Task description:
Copy the lines below that contain "Park".
** Supplied records follows **
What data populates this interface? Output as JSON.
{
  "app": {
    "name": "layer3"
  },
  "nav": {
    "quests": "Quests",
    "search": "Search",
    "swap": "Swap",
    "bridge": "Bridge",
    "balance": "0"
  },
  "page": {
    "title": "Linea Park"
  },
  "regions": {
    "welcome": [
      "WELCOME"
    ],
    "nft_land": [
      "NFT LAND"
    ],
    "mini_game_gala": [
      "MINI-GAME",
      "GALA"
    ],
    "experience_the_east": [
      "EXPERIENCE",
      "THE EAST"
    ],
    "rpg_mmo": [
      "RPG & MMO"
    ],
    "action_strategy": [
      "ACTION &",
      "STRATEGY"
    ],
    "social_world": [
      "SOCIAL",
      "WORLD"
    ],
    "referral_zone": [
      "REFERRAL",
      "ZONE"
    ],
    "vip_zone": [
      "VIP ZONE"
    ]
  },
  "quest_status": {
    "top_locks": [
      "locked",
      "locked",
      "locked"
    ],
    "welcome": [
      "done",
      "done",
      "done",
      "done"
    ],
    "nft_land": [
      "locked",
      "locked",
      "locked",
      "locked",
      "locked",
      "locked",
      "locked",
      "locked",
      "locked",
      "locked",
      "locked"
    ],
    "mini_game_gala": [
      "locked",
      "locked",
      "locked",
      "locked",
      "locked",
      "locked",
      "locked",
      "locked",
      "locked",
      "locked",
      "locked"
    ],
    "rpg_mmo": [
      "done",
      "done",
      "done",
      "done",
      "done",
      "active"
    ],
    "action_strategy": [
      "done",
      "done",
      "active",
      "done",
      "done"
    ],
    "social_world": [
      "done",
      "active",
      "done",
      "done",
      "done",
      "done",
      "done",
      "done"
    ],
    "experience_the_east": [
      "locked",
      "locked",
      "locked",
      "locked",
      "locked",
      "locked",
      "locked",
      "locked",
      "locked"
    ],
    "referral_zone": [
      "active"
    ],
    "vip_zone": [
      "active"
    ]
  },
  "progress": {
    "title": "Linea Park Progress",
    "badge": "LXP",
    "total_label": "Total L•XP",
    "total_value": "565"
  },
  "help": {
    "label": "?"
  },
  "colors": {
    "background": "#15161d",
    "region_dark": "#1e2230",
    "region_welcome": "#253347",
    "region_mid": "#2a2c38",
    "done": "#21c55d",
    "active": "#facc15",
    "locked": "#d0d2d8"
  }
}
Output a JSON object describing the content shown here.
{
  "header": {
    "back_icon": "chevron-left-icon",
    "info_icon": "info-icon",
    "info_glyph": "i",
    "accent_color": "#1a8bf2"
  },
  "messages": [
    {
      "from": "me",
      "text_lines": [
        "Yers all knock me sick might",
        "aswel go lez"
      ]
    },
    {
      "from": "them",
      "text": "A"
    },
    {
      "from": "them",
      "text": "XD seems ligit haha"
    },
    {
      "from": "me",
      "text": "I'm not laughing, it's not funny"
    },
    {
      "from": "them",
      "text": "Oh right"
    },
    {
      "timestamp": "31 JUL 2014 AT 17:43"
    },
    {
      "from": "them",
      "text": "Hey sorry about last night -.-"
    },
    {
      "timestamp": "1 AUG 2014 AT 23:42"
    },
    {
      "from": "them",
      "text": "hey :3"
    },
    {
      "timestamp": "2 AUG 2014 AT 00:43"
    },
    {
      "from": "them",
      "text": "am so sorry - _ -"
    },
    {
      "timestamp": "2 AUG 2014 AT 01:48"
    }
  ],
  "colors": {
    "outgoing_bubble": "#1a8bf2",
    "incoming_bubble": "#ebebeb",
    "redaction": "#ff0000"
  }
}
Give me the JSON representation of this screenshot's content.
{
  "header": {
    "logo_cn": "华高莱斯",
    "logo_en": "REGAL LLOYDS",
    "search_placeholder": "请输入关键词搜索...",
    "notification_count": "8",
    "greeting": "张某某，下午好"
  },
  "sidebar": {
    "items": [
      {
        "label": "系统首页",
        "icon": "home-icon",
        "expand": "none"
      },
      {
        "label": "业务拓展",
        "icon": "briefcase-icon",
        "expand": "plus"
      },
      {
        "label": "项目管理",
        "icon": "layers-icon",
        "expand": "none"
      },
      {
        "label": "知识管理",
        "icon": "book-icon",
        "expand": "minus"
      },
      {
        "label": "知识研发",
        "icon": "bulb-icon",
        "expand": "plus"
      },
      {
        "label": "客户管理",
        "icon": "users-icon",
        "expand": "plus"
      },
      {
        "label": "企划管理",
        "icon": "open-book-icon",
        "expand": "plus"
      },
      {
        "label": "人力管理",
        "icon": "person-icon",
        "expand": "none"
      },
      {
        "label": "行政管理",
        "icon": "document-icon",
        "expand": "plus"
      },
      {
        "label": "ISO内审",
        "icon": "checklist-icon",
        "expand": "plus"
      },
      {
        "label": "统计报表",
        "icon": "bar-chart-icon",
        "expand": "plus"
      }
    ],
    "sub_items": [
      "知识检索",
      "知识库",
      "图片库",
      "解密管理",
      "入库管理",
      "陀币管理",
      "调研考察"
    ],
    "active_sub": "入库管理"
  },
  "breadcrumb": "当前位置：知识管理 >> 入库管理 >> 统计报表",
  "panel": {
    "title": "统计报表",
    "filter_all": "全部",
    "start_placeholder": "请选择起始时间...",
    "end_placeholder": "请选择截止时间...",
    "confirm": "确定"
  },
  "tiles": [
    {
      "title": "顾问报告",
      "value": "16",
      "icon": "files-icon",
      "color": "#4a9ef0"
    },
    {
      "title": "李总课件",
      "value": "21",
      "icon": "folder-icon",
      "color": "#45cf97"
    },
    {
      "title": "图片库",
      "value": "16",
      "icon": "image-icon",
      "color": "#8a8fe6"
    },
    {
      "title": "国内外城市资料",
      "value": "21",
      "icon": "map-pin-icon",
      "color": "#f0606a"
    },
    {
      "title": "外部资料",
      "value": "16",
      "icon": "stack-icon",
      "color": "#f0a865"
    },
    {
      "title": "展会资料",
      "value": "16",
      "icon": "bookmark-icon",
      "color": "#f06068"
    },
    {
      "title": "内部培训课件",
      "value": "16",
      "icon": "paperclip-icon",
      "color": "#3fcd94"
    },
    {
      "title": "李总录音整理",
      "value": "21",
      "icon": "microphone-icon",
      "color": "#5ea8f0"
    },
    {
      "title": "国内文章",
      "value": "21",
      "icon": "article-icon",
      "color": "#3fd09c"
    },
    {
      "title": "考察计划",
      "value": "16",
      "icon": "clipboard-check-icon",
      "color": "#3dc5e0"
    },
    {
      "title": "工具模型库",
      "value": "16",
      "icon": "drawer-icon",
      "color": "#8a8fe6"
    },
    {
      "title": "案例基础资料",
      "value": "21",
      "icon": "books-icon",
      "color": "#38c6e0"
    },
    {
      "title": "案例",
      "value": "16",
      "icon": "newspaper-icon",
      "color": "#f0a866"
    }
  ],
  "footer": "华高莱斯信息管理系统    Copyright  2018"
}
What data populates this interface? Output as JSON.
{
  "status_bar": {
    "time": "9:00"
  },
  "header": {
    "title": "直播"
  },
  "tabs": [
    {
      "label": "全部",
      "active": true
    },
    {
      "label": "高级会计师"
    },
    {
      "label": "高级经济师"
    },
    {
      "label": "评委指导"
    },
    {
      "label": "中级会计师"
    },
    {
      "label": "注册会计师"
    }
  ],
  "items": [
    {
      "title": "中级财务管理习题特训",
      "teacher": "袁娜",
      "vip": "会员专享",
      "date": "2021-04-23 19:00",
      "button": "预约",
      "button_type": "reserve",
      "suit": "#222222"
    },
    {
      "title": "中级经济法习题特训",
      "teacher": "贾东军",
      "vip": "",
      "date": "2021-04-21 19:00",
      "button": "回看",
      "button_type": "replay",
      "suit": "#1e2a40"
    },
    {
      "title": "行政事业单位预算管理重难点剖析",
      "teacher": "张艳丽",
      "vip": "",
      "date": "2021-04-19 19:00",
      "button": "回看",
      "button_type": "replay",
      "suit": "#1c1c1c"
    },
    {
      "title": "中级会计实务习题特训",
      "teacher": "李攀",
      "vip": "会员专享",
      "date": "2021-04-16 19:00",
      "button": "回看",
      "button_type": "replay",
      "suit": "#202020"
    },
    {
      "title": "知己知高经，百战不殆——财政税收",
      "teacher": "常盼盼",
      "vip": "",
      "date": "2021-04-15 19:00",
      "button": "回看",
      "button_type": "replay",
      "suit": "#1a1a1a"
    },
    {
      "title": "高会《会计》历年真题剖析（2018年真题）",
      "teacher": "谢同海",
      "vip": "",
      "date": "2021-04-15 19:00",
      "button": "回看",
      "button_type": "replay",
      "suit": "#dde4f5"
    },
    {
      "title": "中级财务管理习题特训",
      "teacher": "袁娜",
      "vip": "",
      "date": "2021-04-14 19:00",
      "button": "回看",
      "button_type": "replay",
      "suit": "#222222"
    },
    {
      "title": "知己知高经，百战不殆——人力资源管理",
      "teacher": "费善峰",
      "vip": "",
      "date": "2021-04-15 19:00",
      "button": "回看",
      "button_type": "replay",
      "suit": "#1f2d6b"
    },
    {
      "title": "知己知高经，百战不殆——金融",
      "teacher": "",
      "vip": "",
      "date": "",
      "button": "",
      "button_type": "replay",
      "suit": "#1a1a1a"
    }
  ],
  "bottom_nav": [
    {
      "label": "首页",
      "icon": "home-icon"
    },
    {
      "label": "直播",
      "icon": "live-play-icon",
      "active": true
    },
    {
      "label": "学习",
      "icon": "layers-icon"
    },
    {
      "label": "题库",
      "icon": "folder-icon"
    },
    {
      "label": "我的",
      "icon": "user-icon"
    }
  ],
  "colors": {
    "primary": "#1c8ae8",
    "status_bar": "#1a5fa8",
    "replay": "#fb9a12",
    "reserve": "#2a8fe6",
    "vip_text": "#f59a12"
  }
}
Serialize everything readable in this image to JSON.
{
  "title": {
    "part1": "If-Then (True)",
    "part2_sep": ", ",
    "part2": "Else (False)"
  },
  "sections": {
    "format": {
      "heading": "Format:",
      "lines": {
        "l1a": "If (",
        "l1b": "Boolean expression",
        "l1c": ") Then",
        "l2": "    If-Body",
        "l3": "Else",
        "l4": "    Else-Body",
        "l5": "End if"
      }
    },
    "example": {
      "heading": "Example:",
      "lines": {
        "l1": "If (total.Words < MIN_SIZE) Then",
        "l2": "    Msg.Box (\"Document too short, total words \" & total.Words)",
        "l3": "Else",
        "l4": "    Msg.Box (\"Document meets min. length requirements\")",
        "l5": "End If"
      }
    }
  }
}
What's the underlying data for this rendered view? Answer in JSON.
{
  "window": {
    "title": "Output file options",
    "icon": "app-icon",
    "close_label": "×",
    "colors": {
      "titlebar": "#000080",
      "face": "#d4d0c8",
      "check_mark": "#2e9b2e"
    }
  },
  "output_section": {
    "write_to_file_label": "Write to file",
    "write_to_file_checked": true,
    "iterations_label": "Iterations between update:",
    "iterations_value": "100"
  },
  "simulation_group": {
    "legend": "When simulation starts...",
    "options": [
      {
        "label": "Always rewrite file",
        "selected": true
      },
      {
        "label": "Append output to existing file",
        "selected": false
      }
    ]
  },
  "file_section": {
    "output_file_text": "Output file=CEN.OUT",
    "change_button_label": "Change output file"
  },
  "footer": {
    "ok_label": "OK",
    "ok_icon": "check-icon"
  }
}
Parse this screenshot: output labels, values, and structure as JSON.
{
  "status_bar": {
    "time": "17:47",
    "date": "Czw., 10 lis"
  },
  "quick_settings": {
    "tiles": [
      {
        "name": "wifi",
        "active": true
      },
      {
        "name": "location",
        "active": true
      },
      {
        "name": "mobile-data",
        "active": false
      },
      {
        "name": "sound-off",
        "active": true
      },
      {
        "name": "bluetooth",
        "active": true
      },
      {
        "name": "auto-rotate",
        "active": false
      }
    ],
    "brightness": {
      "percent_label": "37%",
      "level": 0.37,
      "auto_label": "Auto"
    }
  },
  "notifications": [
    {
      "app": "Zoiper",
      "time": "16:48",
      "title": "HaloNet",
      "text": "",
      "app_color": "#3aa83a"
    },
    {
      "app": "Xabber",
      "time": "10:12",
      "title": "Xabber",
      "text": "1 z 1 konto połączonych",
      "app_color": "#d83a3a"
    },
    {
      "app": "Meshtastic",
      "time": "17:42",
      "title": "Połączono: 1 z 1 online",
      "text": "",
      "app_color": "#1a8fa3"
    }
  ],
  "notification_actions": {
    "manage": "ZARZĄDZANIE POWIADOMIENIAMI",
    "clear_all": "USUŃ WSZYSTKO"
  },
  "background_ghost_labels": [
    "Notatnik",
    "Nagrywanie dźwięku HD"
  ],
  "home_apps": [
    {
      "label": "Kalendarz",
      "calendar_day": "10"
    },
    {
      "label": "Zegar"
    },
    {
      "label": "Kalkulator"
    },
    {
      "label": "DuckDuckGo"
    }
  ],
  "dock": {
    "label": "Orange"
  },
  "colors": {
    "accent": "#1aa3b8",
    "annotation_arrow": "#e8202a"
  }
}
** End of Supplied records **
Solution to this task:
    "title": "Linea Park"
    "title": "Linea Park Progress",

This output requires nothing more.